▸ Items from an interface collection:

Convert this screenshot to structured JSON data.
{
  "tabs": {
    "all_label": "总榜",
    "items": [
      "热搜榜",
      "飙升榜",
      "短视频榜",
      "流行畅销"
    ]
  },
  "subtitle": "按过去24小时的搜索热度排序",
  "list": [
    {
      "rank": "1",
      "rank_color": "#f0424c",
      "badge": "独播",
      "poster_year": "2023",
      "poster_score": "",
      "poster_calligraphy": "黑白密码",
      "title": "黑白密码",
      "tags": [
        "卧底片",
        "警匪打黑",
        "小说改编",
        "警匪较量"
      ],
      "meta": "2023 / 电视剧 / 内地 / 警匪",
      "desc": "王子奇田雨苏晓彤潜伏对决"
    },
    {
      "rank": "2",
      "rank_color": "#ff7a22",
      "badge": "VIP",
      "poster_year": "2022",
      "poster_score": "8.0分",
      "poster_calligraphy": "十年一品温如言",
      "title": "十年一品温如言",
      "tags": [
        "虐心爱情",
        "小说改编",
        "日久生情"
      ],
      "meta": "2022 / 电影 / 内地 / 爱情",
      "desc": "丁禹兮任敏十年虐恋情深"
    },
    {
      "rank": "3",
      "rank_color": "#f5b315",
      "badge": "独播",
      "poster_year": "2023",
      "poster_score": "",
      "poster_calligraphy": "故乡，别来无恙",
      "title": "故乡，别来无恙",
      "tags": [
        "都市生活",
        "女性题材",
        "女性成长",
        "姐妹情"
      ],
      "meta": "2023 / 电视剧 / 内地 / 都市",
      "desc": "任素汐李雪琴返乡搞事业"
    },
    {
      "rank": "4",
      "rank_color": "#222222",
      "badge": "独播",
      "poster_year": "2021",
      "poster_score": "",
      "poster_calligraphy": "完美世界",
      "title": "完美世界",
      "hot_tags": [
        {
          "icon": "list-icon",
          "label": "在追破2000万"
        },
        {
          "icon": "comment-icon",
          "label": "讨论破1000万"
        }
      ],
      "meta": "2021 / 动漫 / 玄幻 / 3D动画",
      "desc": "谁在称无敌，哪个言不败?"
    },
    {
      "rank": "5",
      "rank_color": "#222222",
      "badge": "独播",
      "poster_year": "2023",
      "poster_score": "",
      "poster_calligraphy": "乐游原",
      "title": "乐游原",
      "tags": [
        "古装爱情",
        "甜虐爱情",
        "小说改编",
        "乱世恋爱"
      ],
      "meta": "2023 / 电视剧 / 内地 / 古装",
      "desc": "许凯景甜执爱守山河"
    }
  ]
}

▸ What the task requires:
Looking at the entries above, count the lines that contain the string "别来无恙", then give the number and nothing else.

▸ Answer box:
2